Feds: Remains should be returned to Onondaga Nation

By William Kates
Syracuse, New York (AP) 10-08

The New York State Museum should return the disputed centuries-old remains of at least 180 individuals to the Onondaga Nation, according to a federal review panel.

The state museum had said it could not conclusively determine the cultural origins of the remains, which were discovered in 1967 in Tioga County and date to between 1000 and 1550.

But the National Native American Graves Protection and Repatriation Review Committee voted 5-1 during a meeting Oct. 11 in San Diego that the remains should be recognized as Onondaga and returned to the tribe within 90 days, the Onondaga’s attorney, Joseph Heath, said Oct. 15.

“We are in the middle of discussing it among our hierarchy and counsel. We obviously want to do the right thing and I can’t imagine that we won’t follow the recommendation of the committee,” said Lisa Anderson, coordinator for the state’s Indian repatriation program.

“Before we started turning over remains, we wanted to be entirely sure we were returning them to the right people,” she added.

For the Onondaga, the decision is a significant one, Heath said.

“The Onondaga Nation believes it has a spiritual obligation to take care of and protect all the ancestors within its aboriginal territories. These ancestors ... are part of a shared identity and culture,” Heath said.

“Death is a journey with the Creator. When these bones were dug up, the journey was interrupted for these individuals,” Heath said.

The remains were unearthed by a bulldozer during construction of the Southern Tier Expressway west of Binghamton near Nichols. The so-called Engelbert site sits on a knoll 20 to 30 feet above the floodplain of the Susquehanna River, located about 200 feet away.

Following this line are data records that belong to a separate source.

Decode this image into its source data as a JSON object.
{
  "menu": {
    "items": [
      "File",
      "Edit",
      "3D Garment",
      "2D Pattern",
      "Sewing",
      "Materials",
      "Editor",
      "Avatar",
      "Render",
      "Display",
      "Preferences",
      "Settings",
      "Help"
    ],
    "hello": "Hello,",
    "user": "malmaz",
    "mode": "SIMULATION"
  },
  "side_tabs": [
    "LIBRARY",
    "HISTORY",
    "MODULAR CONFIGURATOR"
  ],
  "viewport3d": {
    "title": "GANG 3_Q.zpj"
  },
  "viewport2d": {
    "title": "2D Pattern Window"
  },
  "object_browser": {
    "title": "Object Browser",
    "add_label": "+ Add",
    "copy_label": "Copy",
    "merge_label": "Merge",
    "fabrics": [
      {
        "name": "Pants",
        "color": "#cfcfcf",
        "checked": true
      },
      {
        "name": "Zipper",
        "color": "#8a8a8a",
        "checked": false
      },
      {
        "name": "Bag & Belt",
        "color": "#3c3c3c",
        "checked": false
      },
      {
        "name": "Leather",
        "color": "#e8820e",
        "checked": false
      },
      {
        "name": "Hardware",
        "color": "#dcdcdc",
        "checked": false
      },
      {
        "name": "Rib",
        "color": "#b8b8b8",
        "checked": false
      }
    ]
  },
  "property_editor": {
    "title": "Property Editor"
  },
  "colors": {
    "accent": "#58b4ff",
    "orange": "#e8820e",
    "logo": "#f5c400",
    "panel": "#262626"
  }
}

The remains were originally held by the State University of New York at Binghamton until March 1989 when they were transferred to the New York State Museum.

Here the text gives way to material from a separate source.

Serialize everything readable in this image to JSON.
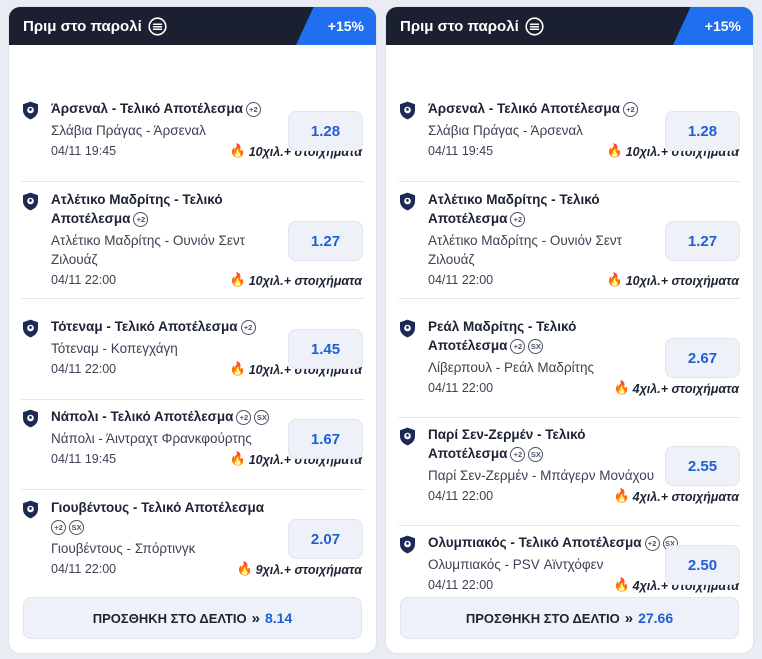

The remains represent at least 180 individuals, including about 122 adults, according to state archaeologists. Many are single bones, but in other instances there were nearly complete skeletons.

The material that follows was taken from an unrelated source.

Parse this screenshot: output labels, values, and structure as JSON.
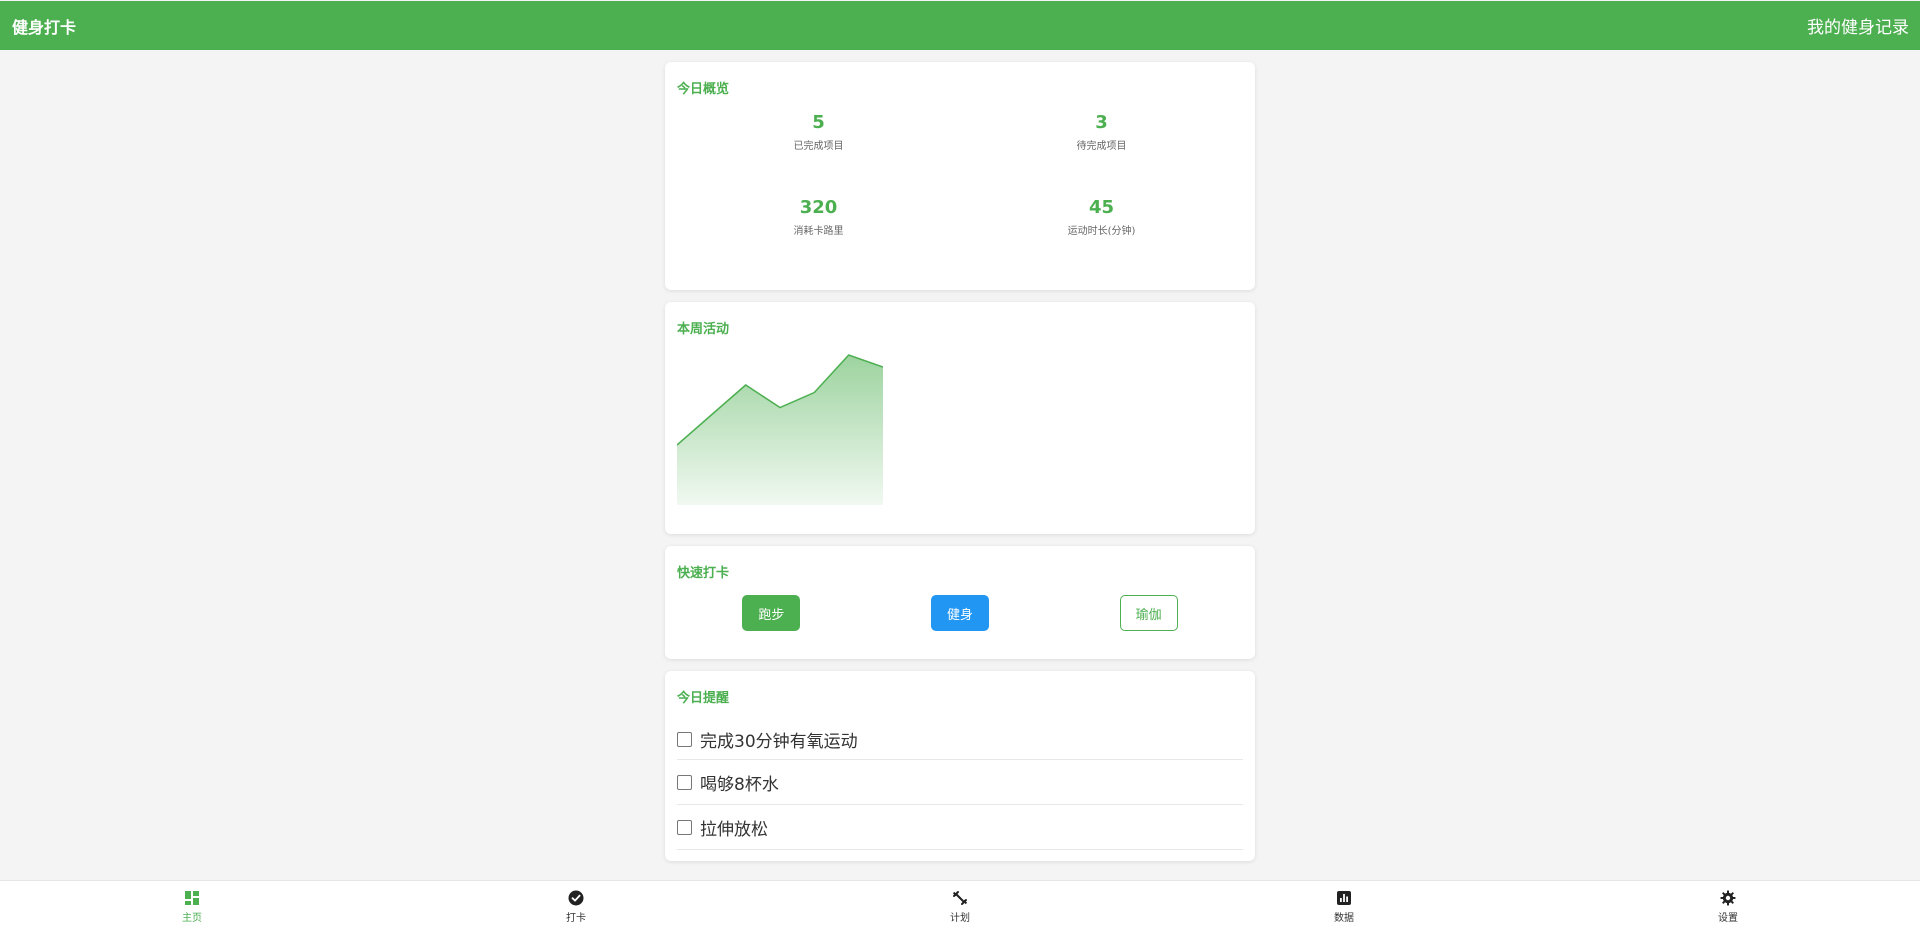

In 1990, Congress passed the Native American Graves Protection and Repatriation Act, requiring states to inventory, catalog, and where possible, identify, Indian burial sites.

The state completed its inventory of the Engelbert site in 1998.

“It’s a complicated site. There were two different people who lived there,” Anderson said.

According to the state museum, there are 10 burials at the Engelbert site from after 1400 that are clearly identifiable as Susquehannock, based on the ceramics and copper artifacts found at the site. Because the Susquehannock don’t exist today as a distinct cultural or political entity, the remains are culturally unidentifiable, Anderson said.

Additionally, the Susquehannock traded and lived among many tribes throughout the Susquehanna River valley from upstate New York down through the Chesapeake Bay region.

“Our position was we need to contact all these other groups before we could reach a decision. It was our impression that there were others interested,” Anderson said. However, no other tribes have made any claims on the remains.

The majority of the remains were from a second group of burials that predated the Susquehannock. State archaeologists, however, said they were considered a different people from the Onondaga and also not culturally identifiable with any modern tribes.

But the Onondaga argued that the state based its conclusion on purely scientific evidence, and ignored the federal law’s instructions to consider a “totality of evidence,” including kinship, anthropological evidence, linguistics, folklore and oral tradition.

Historically, the Onondaga lived mostly in central New York, but their territory stretched into the Southern Tier, where they lived near the Cayuga and Oneidas, two other members of the six-nation Iroquois Confederacy.

“In their oral tradition, they have been here since the beginning of time. But certainly, they’ve been here longer than 500-600 years,” Heath said. Some scholars have found evidence dating the confederacy back to the 900s, which means the separate tribes have been here much longer, Heath noted.

Also according to Onondaga oral history, the tribe adopted the Susquehannock peoples and brought them into the confederacy, Heath said. Linguistically, the Susquehannock language is most closely related to the Onondagan dialect of Iroquioan, he added.

On the Net:

New York State Museum: www.nysm.nysed.gov

National NAGPRA: http://www.nps.gov/history/nagpra